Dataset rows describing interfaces

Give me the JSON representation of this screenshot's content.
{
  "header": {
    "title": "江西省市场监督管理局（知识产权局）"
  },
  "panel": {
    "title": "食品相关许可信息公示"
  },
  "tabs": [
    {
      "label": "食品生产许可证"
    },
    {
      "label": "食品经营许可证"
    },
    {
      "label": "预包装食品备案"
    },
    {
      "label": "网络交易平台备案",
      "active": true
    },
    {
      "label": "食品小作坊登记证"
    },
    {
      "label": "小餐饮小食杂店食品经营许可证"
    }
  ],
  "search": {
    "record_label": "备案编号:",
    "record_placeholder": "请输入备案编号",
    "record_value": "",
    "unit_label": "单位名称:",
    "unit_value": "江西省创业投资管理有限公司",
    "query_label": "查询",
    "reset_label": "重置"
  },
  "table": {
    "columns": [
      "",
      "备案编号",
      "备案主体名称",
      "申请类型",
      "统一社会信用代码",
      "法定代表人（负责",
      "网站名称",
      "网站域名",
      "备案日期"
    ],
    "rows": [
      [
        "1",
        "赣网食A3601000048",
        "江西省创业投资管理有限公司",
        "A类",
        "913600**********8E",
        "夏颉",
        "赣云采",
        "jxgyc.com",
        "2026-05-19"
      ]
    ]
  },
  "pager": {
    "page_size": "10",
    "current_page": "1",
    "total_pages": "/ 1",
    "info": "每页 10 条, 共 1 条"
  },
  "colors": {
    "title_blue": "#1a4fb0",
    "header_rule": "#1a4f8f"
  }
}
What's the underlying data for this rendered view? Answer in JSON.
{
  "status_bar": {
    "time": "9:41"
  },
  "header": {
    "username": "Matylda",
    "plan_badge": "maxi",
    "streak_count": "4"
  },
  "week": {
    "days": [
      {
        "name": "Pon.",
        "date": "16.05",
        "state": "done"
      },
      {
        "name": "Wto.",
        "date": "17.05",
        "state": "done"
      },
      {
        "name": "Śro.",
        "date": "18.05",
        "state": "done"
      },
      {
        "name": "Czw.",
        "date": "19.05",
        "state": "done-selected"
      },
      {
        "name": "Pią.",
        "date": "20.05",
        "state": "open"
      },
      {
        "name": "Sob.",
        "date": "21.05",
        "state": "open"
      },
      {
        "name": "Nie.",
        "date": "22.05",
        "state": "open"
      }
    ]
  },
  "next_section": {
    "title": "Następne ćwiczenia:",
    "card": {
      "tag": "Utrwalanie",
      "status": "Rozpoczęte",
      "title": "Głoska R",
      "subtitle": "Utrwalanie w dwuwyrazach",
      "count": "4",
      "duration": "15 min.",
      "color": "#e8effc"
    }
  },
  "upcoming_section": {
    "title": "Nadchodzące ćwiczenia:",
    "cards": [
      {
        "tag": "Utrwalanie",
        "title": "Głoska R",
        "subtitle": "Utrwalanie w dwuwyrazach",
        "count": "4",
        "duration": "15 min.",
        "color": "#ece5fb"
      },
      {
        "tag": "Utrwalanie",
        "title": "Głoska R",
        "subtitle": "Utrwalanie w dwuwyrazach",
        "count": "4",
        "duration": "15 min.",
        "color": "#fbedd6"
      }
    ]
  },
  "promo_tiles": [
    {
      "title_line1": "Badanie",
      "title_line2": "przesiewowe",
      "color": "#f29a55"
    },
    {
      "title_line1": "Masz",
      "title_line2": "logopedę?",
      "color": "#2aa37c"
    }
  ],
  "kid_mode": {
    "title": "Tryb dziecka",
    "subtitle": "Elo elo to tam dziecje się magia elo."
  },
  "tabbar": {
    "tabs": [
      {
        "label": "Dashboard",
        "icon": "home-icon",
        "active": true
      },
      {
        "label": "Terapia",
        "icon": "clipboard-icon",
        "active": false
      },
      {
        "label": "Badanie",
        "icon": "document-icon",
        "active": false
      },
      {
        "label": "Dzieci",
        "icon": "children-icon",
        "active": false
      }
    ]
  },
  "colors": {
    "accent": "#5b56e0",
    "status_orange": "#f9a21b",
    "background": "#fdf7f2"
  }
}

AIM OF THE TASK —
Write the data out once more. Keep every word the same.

RESPONSE TO THE EXERCISE —
Give me the JSON representation of this screenshot's content.
{
  "header": {
    "title": "江西省市场监督管理局（知识产权局）"
  },
  "panel": {
    "title": "食品相关许可信息公示"
  },
  "tabs": [
    {
      "label": "食品生产许可证"
    },
    {
      "label": "食品经营许可证"
    },
    {
      "label": "预包装食品备案"
    },
    {
      "label": "网络交易平台备案",
      "active": true
    },
    {
      "label": "食品小作坊登记证"
    },
    {
      "label": "小餐饮小食杂店食品经营许可证"
    }
  ],
  "search": {
    "record_label": "备案编号:",
    "record_placeholder": "请输入备案编号",
    "record_value": "",
    "unit_label": "单位名称:",
    "unit_value": "江西省创业投资管理有限公司",
    "query_label": "查询",
    "reset_label": "重置"
  },
  "table": {
    "columns": [
      "",
      "备案编号",
      "备案主体名称",
      "申请类型",
      "统一社会信用代码",
      "法定代表人（负责",
      "网站名称",
      "网站域名",
      "备案日期"
    ],
    "rows": [
      [
        "1",
        "赣网食A3601000048",
        "江西省创业投资管理有限公司",
        "A类",
        "913600**********8E",
        "夏颉",
        "赣云采",
        "jxgyc.com",
        "2026-05-19"
      ]
    ]
  },
  "pager": {
    "page_size": "10",
    "current_page": "1",
    "total_pages": "/ 1",
    "info": "每页 10 条, 共 1 条"
  },
  "colors": {
    "title_blue": "#1a4fb0",
    "header_rule": "#1a4f8f"
  }
}
What's the underlying data for this rendered view? Answer in JSON.
{
  "status_bar": {
    "time": "9:41"
  },
  "header": {
    "username": "Matylda",
    "plan_badge": "maxi",
    "streak_count": "4"
  },
  "week": {
    "days": [
      {
        "name": "Pon.",
        "date": "16.05",
        "state": "done"
      },
      {
        "name": "Wto.",
        "date": "17.05",
        "state": "done"
      },
      {
        "name": "Śro.",
        "date": "18.05",
        "state": "done"
      },
      {
        "name": "Czw.",
        "date": "19.05",
        "state": "done-selected"
      },
      {
        "name": "Pią.",
        "date": "20.05",
        "state": "open"
      },
      {
        "name": "Sob.",
        "date": "21.05",
        "state": "open"
      },
      {
        "name": "Nie.",
        "date": "22.05",
        "state": "open"
      }
    ]
  },
  "next_section": {
    "title": "Następne ćwiczenia:",
    "card": {
      "tag": "Utrwalanie",
      "status": "Rozpoczęte",
      "title": "Głoska R",
      "subtitle": "Utrwalanie w dwuwyrazach",
      "count": "4",
      "duration": "15 min.",
      "color": "#e8effc"
    }
  },
  "upcoming_section": {
    "title": "Nadchodzące ćwiczenia:",
    "cards": [
      {
        "tag": "Utrwalanie",
        "title": "Głoska R",
        "subtitle": "Utrwalanie w dwuwyrazach",
        "count": "4",
        "duration": "15 min.",
        "color": "#ece5fb"
      },
      {
        "tag": "Utrwalanie",
        "title": "Głoska R",
        "subtitle": "Utrwalanie w dwuwyrazach",
        "count": "4",
        "duration": "15 min.",
        "color": "#fbedd6"
      }
    ]
  },
  "promo_tiles": [
    {
      "title_line1": "Badanie",
      "title_line2": "przesiewowe",
      "color": "#f29a55"
    },
    {
      "title_line1": "Masz",
      "title_line2": "logopedę?",
      "color": "#2aa37c"
    }
  ],
  "kid_mode": {
    "title": "Tryb dziecka",
    "subtitle": "Elo elo to tam dziecje się magia elo."
  },
  "tabbar": {
    "tabs": [
      {
        "label": "Dashboard",
        "icon": "home-icon",
        "active": true
      },
      {
        "label": "Terapia",
        "icon": "clipboard-icon",
        "active": false
      },
      {
        "label": "Badanie",
        "icon": "document-icon",
        "active": false
      },
      {
        "label": "Dzieci",
        "icon": "children-icon",
        "active": false
      }
    ]
  },
  "colors": {
    "accent": "#5b56e0",
    "status_orange": "#f9a21b",
    "background": "#fdf7f2"
  }
}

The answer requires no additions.